> _TASK_: Retype the entries exactly, keeping every line intact.

> _EXTRACTED DATA_:
++++++

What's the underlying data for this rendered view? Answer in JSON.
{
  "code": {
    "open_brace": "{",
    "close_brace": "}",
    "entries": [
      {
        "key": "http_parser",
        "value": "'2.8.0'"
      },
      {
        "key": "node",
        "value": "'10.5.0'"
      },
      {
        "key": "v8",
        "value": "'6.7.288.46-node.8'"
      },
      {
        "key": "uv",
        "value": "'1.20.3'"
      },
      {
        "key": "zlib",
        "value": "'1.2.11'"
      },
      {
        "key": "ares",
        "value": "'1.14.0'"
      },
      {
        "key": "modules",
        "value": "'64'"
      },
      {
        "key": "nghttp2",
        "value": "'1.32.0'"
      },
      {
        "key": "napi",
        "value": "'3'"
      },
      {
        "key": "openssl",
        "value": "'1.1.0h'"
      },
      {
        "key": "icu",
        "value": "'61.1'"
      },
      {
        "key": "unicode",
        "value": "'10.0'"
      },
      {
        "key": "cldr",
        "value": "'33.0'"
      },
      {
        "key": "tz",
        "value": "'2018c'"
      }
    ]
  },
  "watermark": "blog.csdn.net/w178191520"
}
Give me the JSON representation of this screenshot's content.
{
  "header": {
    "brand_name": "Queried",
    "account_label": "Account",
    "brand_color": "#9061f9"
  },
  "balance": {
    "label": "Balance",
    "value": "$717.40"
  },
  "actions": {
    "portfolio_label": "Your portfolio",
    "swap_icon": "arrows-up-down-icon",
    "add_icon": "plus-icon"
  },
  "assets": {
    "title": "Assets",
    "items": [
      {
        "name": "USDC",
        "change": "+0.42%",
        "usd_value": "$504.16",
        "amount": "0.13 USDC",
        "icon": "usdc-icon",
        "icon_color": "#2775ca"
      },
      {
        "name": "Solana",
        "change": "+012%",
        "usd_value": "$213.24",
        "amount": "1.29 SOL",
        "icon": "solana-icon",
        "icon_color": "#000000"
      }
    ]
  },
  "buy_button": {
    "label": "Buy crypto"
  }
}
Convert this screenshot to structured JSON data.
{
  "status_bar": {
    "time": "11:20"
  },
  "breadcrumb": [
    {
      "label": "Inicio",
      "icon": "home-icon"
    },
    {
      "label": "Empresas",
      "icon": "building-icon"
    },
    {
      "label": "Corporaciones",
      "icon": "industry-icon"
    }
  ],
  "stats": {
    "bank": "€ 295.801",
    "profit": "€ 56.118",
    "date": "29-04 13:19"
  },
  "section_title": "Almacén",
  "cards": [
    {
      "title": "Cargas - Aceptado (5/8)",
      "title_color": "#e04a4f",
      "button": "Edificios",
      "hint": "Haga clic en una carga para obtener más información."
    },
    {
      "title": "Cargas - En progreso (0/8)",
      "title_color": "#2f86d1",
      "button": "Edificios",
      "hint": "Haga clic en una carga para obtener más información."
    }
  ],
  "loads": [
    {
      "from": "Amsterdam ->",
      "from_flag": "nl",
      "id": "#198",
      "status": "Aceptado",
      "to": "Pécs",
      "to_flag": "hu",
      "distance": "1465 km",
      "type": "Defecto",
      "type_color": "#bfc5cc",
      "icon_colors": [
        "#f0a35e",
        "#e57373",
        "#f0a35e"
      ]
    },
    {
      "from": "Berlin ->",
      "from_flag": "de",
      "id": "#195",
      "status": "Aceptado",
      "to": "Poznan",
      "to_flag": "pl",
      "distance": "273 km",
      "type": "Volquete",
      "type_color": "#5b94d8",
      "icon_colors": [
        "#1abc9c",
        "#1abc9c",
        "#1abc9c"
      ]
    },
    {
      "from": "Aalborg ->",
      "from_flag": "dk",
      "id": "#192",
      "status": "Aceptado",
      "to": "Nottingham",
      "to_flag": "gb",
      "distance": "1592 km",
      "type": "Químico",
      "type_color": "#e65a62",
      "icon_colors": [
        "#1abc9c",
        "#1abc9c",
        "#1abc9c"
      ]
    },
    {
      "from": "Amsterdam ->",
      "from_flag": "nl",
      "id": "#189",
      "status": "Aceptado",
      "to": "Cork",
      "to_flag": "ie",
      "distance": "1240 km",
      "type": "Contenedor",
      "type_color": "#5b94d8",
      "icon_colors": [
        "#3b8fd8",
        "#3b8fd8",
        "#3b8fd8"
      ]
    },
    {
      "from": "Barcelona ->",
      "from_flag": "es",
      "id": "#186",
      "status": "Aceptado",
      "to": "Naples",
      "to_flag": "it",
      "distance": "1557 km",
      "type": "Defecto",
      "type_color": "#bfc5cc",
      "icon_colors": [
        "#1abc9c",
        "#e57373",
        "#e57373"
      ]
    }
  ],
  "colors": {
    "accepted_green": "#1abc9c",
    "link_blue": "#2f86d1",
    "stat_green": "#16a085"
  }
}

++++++

> _ANSWER_:
What's the underlying data for this rendered view? Answer in JSON.
{
  "code": {
    "open_brace": "{",
    "close_brace": "}",
    "entries": [
      {
        "key": "http_parser",
        "value": "'2.8.0'"
      },
      {
        "key": "node",
        "value": "'10.5.0'"
      },
      {
        "key": "v8",
        "value": "'6.7.288.46-node.8'"
      },
      {
        "key": "uv",
        "value": "'1.20.3'"
      },
      {
        "key": "zlib",
        "value": "'1.2.11'"
      },
      {
        "key": "ares",
        "value": "'1.14.0'"
      },
      {
        "key": "modules",
        "value": "'64'"
      },
      {
        "key": "nghttp2",
        "value": "'1.32.0'"
      },
      {
        "key": "napi",
        "value": "'3'"
      },
      {
        "key": "openssl",
        "value": "'1.1.0h'"
      },
      {
        "key": "icu",
        "value": "'61.1'"
      },
      {
        "key": "unicode",
        "value": "'10.0'"
      },
      {
        "key": "cldr",
        "value": "'33.0'"
      },
      {
        "key": "tz",
        "value": "'2018c'"
      }
    ]
  },
  "watermark": "blog.csdn.net/w178191520"
}
Give me the JSON representation of this screenshot's content.
{
  "header": {
    "brand_name": "Queried",
    "account_label": "Account",
    "brand_color": "#9061f9"
  },
  "balance": {
    "label": "Balance",
    "value": "$717.40"
  },
  "actions": {
    "portfolio_label": "Your portfolio",
    "swap_icon": "arrows-up-down-icon",
    "add_icon": "plus-icon"
  },
  "assets": {
    "title": "Assets",
    "items": [
      {
        "name": "USDC",
        "change": "+0.42%",
        "usd_value": "$504.16",
        "amount": "0.13 USDC",
        "icon": "usdc-icon",
        "icon_color": "#2775ca"
      },
      {
        "name": "Solana",
        "change": "+012%",
        "usd_value": "$213.24",
        "amount": "1.29 SOL",
        "icon": "solana-icon",
        "icon_color": "#000000"
      }
    ]
  },
  "buy_button": {
    "label": "Buy crypto"
  }
}
Convert this screenshot to structured JSON data.
{
  "status_bar": {
    "time": "11:20"
  },
  "breadcrumb": [
    {
      "label": "Inicio",
      "icon": "home-icon"
    },
    {
      "label": "Empresas",
      "icon": "building-icon"
    },
    {
      "label": "Corporaciones",
      "icon": "industry-icon"
    }
  ],
  "stats": {
    "bank": "€ 295.801",
    "profit": "€ 56.118",
    "date": "29-04 13:19"
  },
  "section_title": "Almacén",
  "cards": [
    {
      "title": "Cargas - Aceptado (5/8)",
      "title_color": "#e04a4f",
      "button": "Edificios",
      "hint": "Haga clic en una carga para obtener más información."
    },
    {
      "title": "Cargas - En progreso (0/8)",
      "title_color": "#2f86d1",
      "button": "Edificios",
      "hint": "Haga clic en una carga para obtener más información."
    }
  ],
  "loads": [
    {
      "from": "Amsterdam ->",
      "from_flag": "nl",
      "id": "#198",
      "status": "Aceptado",
      "to": "Pécs",
      "to_flag": "hu",
      "distance": "1465 km",
      "type": "Defecto",
      "type_color": "#bfc5cc",
      "icon_colors": [
        "#f0a35e",
        "#e57373",
        "#f0a35e"
      ]
    },
    {
      "from": "Berlin ->",
      "from_flag": "de",
      "id": "#195",
      "status": "Aceptado",
      "to": "Poznan",
      "to_flag": "pl",
      "distance": "273 km",
      "type": "Volquete",
      "type_color": "#5b94d8",
      "icon_colors": [
        "#1abc9c",
        "#1abc9c",
        "#1abc9c"
      ]
    },
    {
      "from": "Aalborg ->",
      "from_flag": "dk",
      "id": "#192",
      "status": "Aceptado",
      "to": "Nottingham",
      "to_flag": "gb",
      "distance": "1592 km",
      "type": "Químico",
      "type_color": "#e65a62",
      "icon_colors": [
        "#1abc9c",
        "#1abc9c",
        "#1abc9c"
      ]
    },
    {
      "from": "Amsterdam ->",
      "from_flag": "nl",
      "id": "#189",
      "status": "Aceptado",
      "to": "Cork",
      "to_flag": "ie",
      "distance": "1240 km",
      "type": "Contenedor",
      "type_color": "#5b94d8",
      "icon_colors": [
        "#3b8fd8",
        "#3b8fd8",
        "#3b8fd8"
      ]
    },
    {
      "from": "Barcelona ->",
      "from_flag": "es",
      "id": "#186",
      "status": "Aceptado",
      "to": "Naples",
      "to_flag": "it",
      "distance": "1557 km",
      "type": "Defecto",
      "type_color": "#bfc5cc",
      "icon_colors": [
        "#1abc9c",
        "#e57373",
        "#e57373"
      ]
    }
  ],
  "colors": {
    "accepted_green": "#1abc9c",
    "link_blue": "#2f86d1",
    "stat_green": "#16a085"
  }
}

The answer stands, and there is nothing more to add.